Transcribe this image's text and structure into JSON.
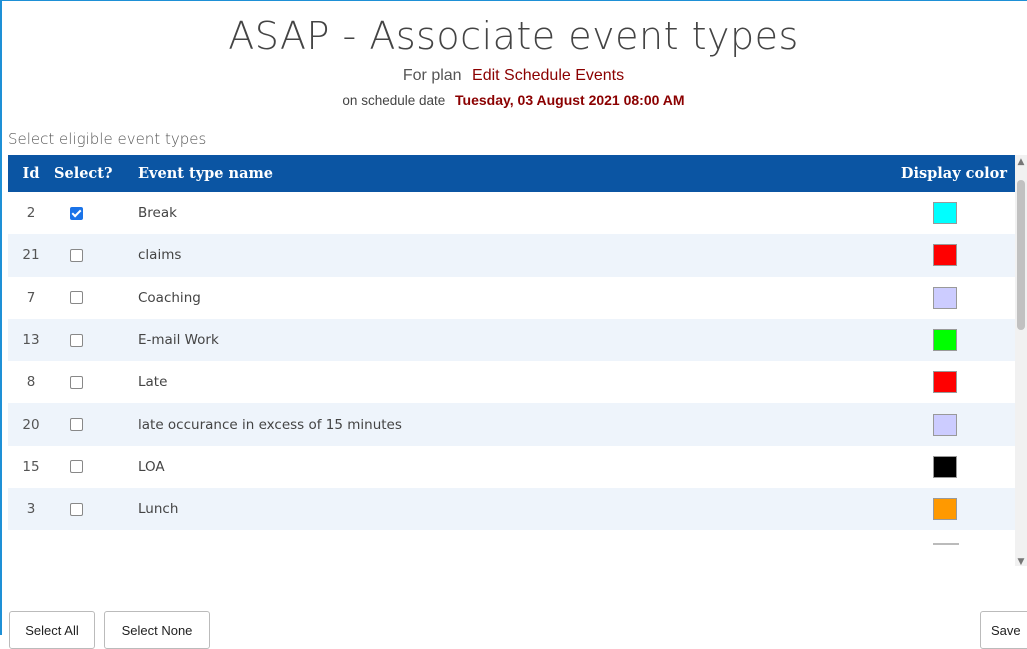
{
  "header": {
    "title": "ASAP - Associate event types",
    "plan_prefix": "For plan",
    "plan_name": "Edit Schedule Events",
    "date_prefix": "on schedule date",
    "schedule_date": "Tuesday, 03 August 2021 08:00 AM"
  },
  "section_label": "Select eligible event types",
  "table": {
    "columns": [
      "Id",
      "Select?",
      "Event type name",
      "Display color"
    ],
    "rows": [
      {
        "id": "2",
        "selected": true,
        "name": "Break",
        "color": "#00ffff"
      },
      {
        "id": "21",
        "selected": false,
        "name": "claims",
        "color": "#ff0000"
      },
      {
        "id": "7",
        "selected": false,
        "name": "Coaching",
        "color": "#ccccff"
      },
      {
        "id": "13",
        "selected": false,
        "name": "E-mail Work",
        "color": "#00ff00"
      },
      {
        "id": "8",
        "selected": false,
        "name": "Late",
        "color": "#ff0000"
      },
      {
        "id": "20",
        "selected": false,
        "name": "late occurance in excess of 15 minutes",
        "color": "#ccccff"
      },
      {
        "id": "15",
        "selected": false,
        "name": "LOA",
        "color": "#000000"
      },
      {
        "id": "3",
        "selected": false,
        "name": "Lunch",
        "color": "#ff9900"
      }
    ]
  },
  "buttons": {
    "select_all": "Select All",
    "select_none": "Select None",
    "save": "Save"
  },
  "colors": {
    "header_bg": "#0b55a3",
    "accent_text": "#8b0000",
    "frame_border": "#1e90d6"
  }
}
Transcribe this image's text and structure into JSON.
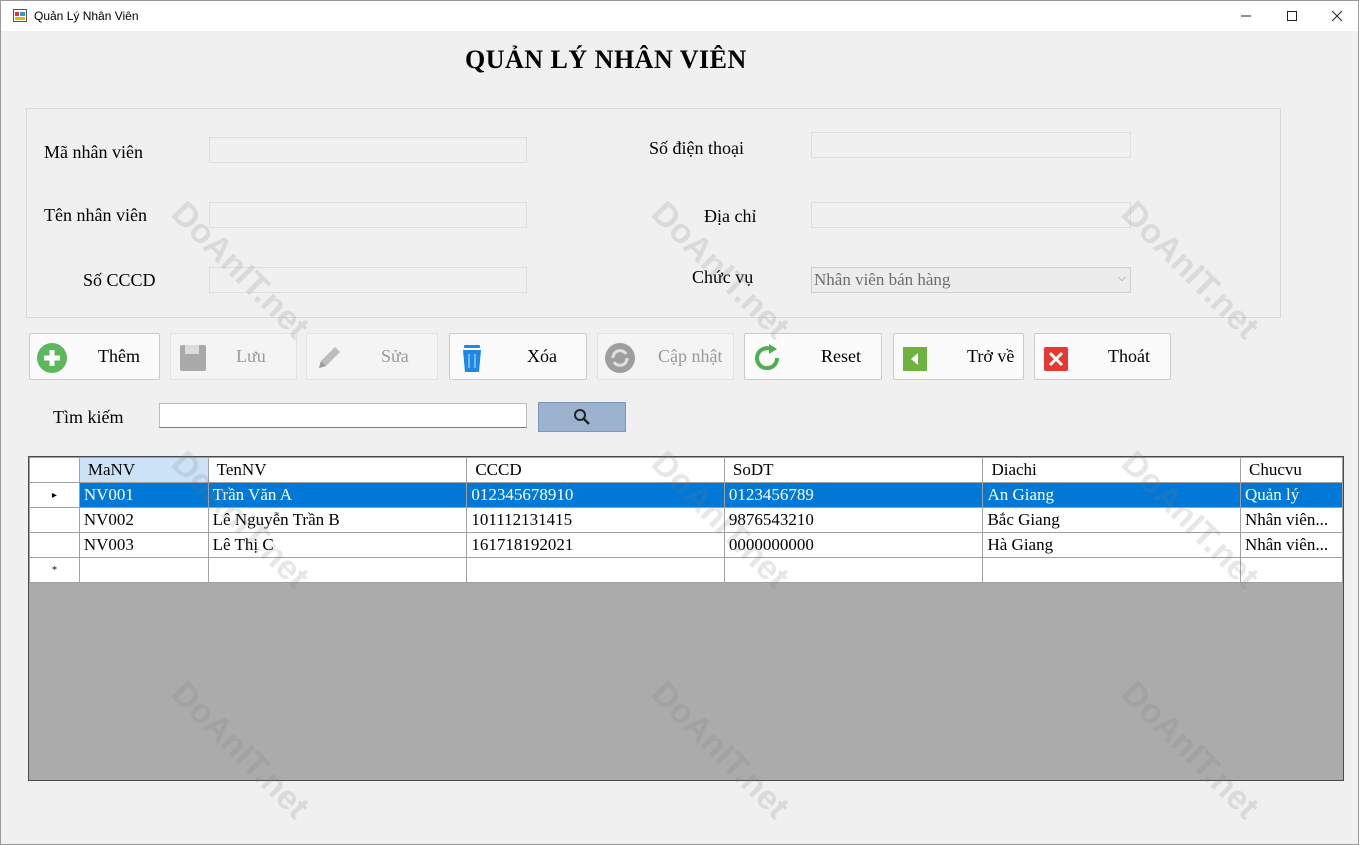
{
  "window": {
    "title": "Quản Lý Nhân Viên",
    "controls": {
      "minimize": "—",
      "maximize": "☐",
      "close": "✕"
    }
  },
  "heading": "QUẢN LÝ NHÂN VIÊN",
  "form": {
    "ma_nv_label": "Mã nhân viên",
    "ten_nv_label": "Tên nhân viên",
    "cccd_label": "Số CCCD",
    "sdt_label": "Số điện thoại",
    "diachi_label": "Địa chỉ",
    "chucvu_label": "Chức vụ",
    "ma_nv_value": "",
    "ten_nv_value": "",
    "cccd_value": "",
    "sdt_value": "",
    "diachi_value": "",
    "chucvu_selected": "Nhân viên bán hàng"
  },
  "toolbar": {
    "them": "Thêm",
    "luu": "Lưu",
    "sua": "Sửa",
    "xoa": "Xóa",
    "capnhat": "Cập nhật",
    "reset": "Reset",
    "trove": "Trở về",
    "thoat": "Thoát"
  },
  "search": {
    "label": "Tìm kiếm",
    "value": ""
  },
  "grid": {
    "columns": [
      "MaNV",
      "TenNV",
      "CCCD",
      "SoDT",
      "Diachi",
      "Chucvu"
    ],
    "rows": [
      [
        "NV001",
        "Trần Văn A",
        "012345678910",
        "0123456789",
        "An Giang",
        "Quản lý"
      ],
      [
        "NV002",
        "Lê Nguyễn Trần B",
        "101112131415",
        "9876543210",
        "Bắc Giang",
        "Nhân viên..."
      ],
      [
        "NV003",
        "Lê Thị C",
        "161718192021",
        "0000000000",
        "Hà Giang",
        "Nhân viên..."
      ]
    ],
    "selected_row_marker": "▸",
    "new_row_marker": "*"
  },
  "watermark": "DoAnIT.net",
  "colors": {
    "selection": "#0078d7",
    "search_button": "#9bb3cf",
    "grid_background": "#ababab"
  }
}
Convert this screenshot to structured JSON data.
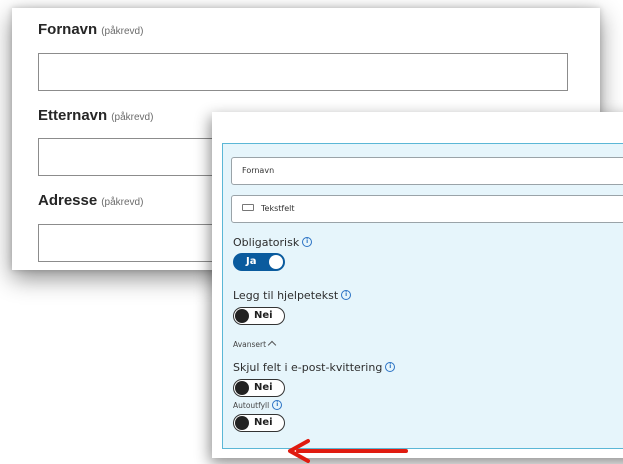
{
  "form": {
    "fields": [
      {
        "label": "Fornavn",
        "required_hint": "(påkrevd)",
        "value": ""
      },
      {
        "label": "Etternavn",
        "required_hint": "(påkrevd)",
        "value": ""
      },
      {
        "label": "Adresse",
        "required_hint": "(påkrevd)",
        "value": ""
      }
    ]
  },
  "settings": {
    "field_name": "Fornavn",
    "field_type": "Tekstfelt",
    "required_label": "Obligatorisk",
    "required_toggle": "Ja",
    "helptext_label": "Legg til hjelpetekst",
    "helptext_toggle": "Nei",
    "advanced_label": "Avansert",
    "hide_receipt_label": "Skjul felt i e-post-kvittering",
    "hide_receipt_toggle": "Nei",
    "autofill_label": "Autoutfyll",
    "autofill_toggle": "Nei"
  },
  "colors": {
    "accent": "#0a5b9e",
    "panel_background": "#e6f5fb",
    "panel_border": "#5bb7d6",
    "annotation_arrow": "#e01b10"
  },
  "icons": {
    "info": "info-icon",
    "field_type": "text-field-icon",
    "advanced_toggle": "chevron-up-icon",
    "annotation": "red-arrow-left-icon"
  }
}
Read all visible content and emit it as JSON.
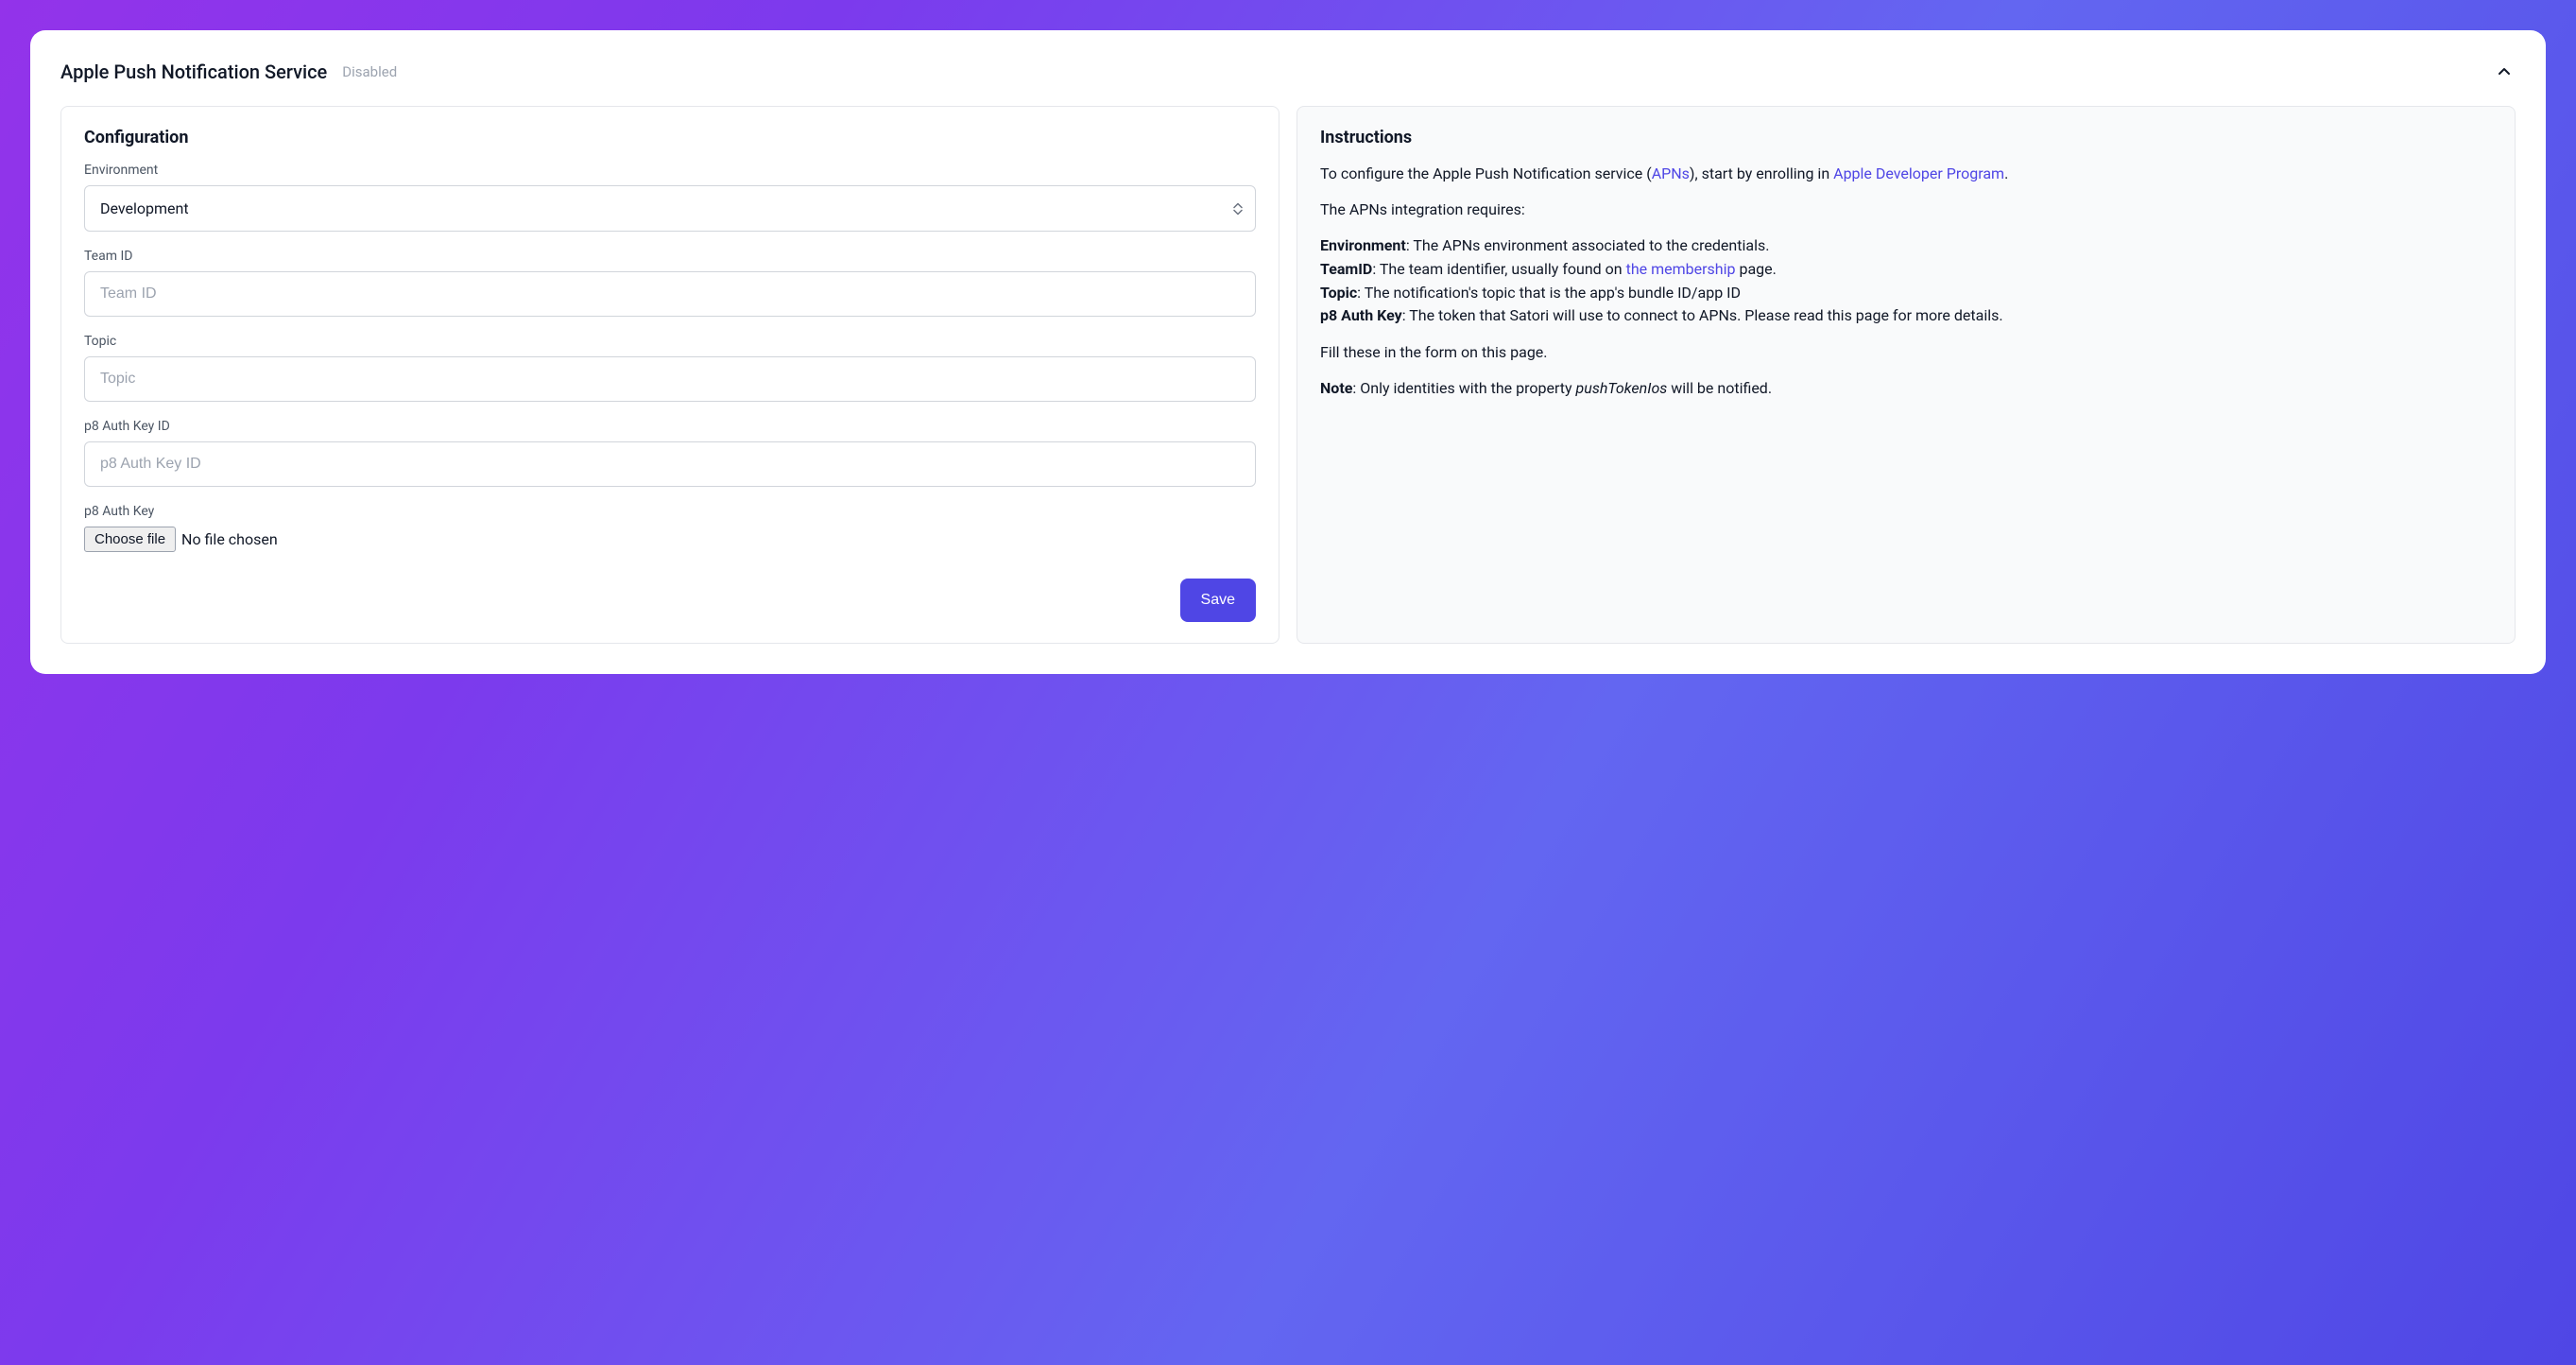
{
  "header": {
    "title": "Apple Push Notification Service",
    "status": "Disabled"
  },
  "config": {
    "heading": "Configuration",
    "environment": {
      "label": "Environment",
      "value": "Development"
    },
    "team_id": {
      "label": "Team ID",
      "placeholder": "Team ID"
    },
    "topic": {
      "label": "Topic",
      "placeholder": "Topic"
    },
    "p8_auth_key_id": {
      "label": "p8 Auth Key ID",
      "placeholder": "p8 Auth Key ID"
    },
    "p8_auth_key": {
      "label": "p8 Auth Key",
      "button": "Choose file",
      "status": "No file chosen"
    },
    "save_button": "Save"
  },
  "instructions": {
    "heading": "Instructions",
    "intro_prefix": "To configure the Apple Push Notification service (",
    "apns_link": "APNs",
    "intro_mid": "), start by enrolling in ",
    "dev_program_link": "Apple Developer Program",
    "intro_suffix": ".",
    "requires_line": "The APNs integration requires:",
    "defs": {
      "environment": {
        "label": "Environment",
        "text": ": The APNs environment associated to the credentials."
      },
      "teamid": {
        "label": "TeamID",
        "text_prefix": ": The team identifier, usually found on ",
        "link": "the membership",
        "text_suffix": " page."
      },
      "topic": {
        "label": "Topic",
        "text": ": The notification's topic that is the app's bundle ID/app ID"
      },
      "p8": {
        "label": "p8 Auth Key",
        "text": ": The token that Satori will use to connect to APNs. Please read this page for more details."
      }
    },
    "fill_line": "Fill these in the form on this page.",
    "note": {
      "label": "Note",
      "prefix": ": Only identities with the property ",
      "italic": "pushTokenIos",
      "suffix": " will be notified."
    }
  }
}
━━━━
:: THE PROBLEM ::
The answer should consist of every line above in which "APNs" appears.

:: REPLY TO THE TASK ::
    "apns_link": "APNs",
    "requires_line": "The APNs integration requires:",
        "text": ": The APNs environment associated to the credentials."
        "text": ": The token that Satori will use to connect to APNs. Please read this page for more details."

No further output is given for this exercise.